Meanwhile, legislation to establish federally mandated insurance exchanges necessary to the implementation of the Patient Protection and Affordable Care Act was en route to the House floor. As a result, a deadlock on passing the Insurance Department appropriation surfaced, with a majority refusing to strip the budget bill of $1 million in federal healthcare funding. Fortunately, House members lassoed a compromise on Thursday, agreeing to pull down the bill to implement the insurance exchanges and send the legislation to interim study. Consequently, the Insurance Department appropriation garnered the 75 votes needed to pass the House.

I believe the compromise helps ensure a slow and deliberate process for examining a federal law that will drastically alter our healthcare system. We now have a year to study the impact of the federal healthcare law, giving legislators sufficient time to act responsibly in the upcoming fiscal or general session. Until the Supreme Court rules on the law’s constitutionality or Congress acts, our state should not spend money implementing the Patient Protection and Affordable Care Act.

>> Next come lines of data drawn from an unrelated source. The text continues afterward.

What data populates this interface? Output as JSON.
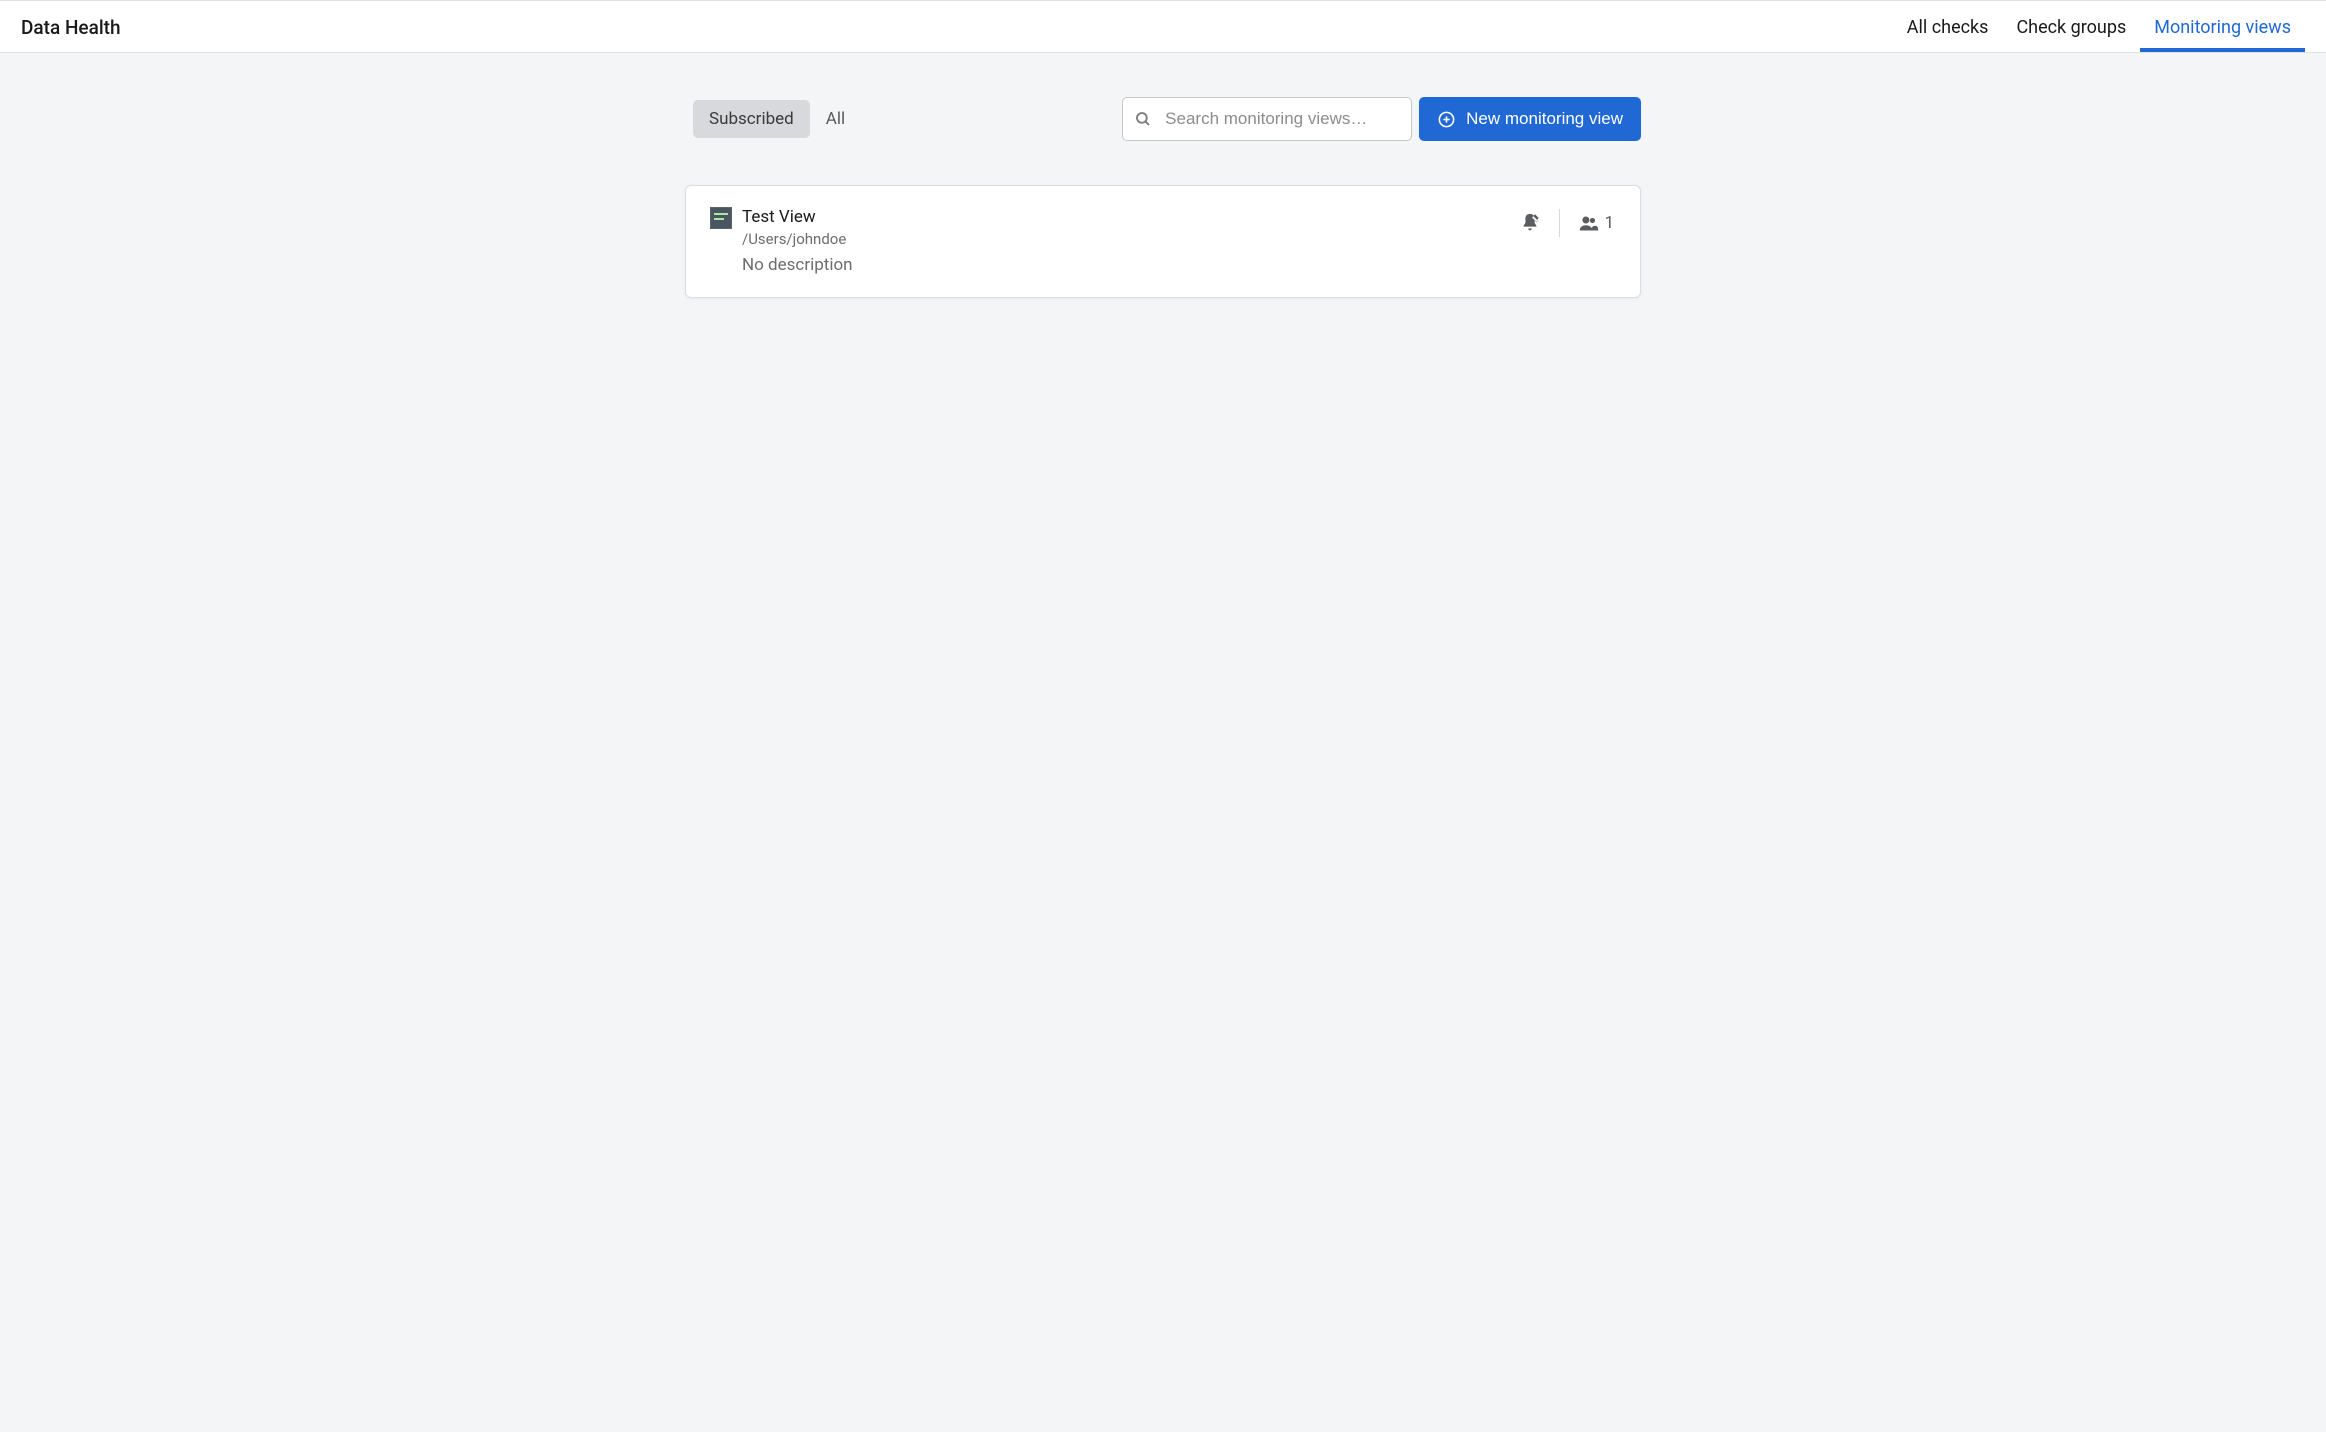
{
  "header": {
    "title": "Data Health",
    "tabs": [
      {
        "label": "All checks",
        "active": false
      },
      {
        "label": "Check groups",
        "active": false
      },
      {
        "label": "Monitoring views",
        "active": true
      }
    ]
  },
  "controls": {
    "filters": {
      "subscribed": "Subscribed",
      "all": "All"
    },
    "search_placeholder": "Search monitoring views…",
    "new_button": "New monitoring view"
  },
  "views": [
    {
      "title": "Test View",
      "path": "/Users/johndoe",
      "description": "No description",
      "subscriber_count": "1"
    }
  ]
}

A congressional redistricting gerrymander slithered its way out of the Arkansas House, despite overwhelming opposition from concerned citizens, Democrats and Republicans alike. The “Pig Trail Gerrymander” or “Fayetteville Finger,” does not respect our state’s regional communities of interest and will devastate the continuity of Northwest and Southern Arkansas. I opposed this partisan power grab by the State Democratic Party and hope our colleagues in the Senate will take a principled stand for the people of Arkansas, reject this unfair and illogical proposal and look at reasonable alternatives.

Members took up some monkey business on Thursday when a bill to restrict Arkansans from owning primates failed in the House Public Health Committee. Proponents say citizens have a right to own a monkey, and noted that some individuals use primates as service animals. As a result, the bill was pulled from consideration and sent to interim study.

The personal use of state-owned vehicles by elected officials and state employees dominated newspaper headlines and coffee shop talk last year. In an effort to assure taxpayer dollars are being spent wisely, the House passed a bill to allow state agencies to furnish state vehicles with GPS devices to collect data for tracking purposes.

A $4.6 billion balanced budget for the 2012 fiscal year cleared the full House this week. The budget bill, known as the Revenue Stabilization Act, deals specifically with general revenue and prioritizes spending for public schools and prisons. I voted against this budget because it increases state spending too much.

We also approved a General Improvement Fund bill that sets aside surplus funds for special projects. The Governor controls $40 million, while the House and Senate each control $5 million. If you can recall, last month House members voted to use their share of the surplus for statewide projects, rather than funding lawmakers’ pet projects.

Over the course of the session and under the shining dome of Capitol Hill, we worked vigorously to cut your taxes, increase government transparency, hold the line on spending and move our state forward economically. As of Thursday, 903 out of 2,234 House and Senate bills had been signed into law.

The 88th General Assembly held the shortest session in two decades. However, because congressional redistricting is not complete, the House and Senate will reconvene on Monday to complete the process. Members will still return for a “sine die” on April 27, which is the final adjournment of the legislative session.

While we have recessed until next year’s fiscal session, I will continue my work to serve as your voice in the Arkansas House of Representatives. Please contact me with any issues, questions or concerns you may have. My email is david.meeks@arkansashouse.org